For the pluvial flood hazard a frequency analysis of the hourly rain gauge data of Can Tho is performed implementing a peak-over-threshold procedure. Based on this frequency analysis synthetic rains storms are generated in a Monte-Carlo framework for the same probabilities of exceedance as in the fluvial flood hazard analysis. Probabilistic flood hazard maps were then generated with the same 2D hydrodynamic model for the city. Figure 2 below shows the median flood hazard maps for probabilities of non-exceedance of 0.5 (equivalent to 2 year return period) and 0.99 (equivalent to 100 year return period) exemplarily. According to the assumed random nature of tropical convective rainfall location, the pluvial flood hazard covers the whole study area. The main inundation occurs along topographical depressions and along the roads, similarly to the observed pluvial inundation events in the recent past.
Figure 2: Pluvial flood hazard maps Can Tho (Ninh Khieu district) for different probabilities of non-exceedance P
In a last step the fluvial and pluvial scenarios are combined assuming independence of the events, i.e. the probability of the joint exceedance is the product of the individual probabilities of exceedances. These scenarios were also transferred into hazard maps by the 2D hydrodynamic model finally yielding combined fluvial-pluvial probabilistic flood hazard maps for Can Tho. Figure 3 shows the median hazard maps for the lowest and highest quantiles considered. It can be seen that the high spatial coverage of the pluvial hazard is aggravated by the deeper inundation depth caused by the fluvial hazard in the proximity of the water courses.

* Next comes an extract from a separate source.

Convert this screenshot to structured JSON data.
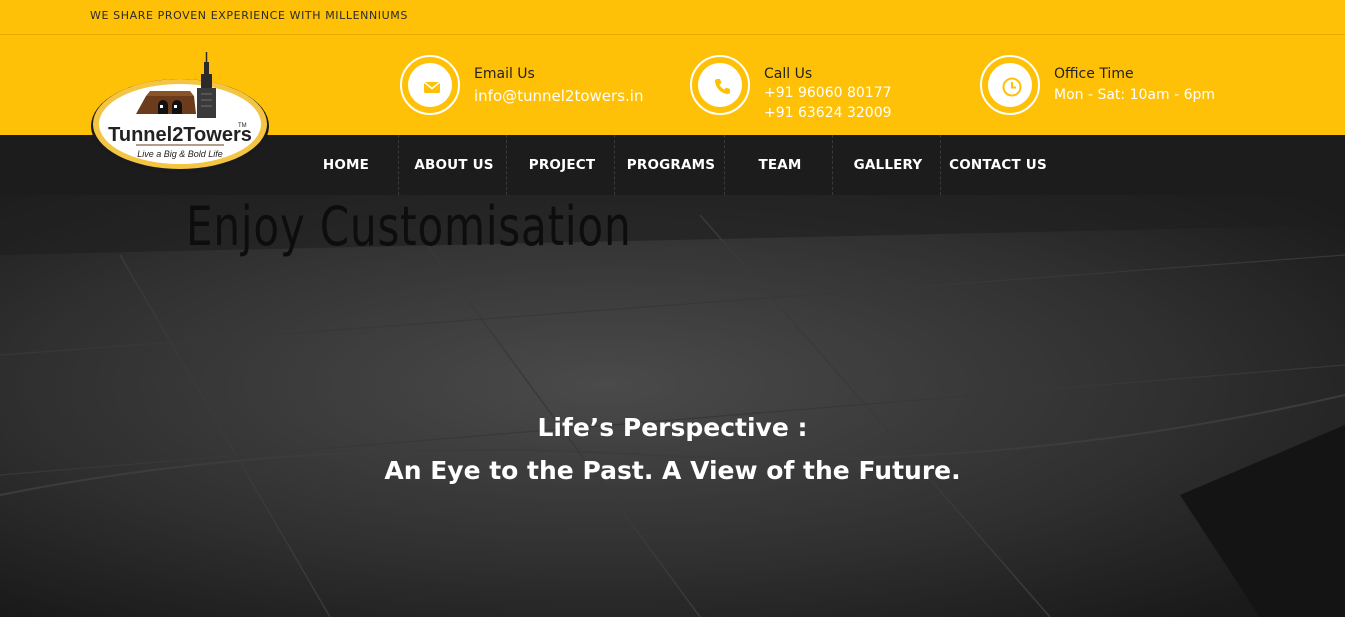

Figure 3: Joint fluvial and pluvial flood hazard maps Can Tho (Ninh Khieu district) for different probabilities of non-exceedance P
The derived set of maps can provide a basis for an improved city planning, and will be used for a flood risk analysis within the last steps of WISDOM.
Author: Heiko Apel, Oriol Martinez, Do Thi Chinh, Dung-Viet Nguyen (GFZ German Research Center for Geosciences, Section Hydrology)